(Web page and app entries)

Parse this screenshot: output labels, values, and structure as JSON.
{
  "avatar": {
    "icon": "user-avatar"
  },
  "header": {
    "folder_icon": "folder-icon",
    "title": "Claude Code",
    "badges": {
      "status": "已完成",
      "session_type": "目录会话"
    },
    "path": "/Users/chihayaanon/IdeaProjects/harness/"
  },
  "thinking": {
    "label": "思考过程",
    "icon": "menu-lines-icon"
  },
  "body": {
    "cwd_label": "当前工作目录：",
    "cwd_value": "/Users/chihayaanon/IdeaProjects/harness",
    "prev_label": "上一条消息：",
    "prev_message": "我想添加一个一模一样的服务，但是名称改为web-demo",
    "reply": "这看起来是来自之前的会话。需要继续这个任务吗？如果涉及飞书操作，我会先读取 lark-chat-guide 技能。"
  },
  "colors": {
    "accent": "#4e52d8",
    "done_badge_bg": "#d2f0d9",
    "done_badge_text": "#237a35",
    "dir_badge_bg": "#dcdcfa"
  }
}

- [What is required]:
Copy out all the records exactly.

- [Reply to the exercise]:
Parse this screenshot: output labels, values, and structure as JSON.
{
  "avatar": {
    "icon": "user-avatar"
  },
  "header": {
    "folder_icon": "folder-icon",
    "title": "Claude Code",
    "badges": {
      "status": "已完成",
      "session_type": "目录会话"
    },
    "path": "/Users/chihayaanon/IdeaProjects/harness/"
  },
  "thinking": {
    "label": "思考过程",
    "icon": "menu-lines-icon"
  },
  "body": {
    "cwd_label": "当前工作目录：",
    "cwd_value": "/Users/chihayaanon/IdeaProjects/harness",
    "prev_label": "上一条消息：",
    "prev_message": "我想添加一个一模一样的服务，但是名称改为web-demo",
    "reply": "这看起来是来自之前的会话。需要继续这个任务吗？如果涉及飞书操作，我会先读取 lark-chat-guide 技能。"
  },
  "colors": {
    "accent": "#4e52d8",
    "done_badge_bg": "#d2f0d9",
    "done_badge_text": "#237a35",
    "dir_badge_bg": "#dcdcfa"
  }
}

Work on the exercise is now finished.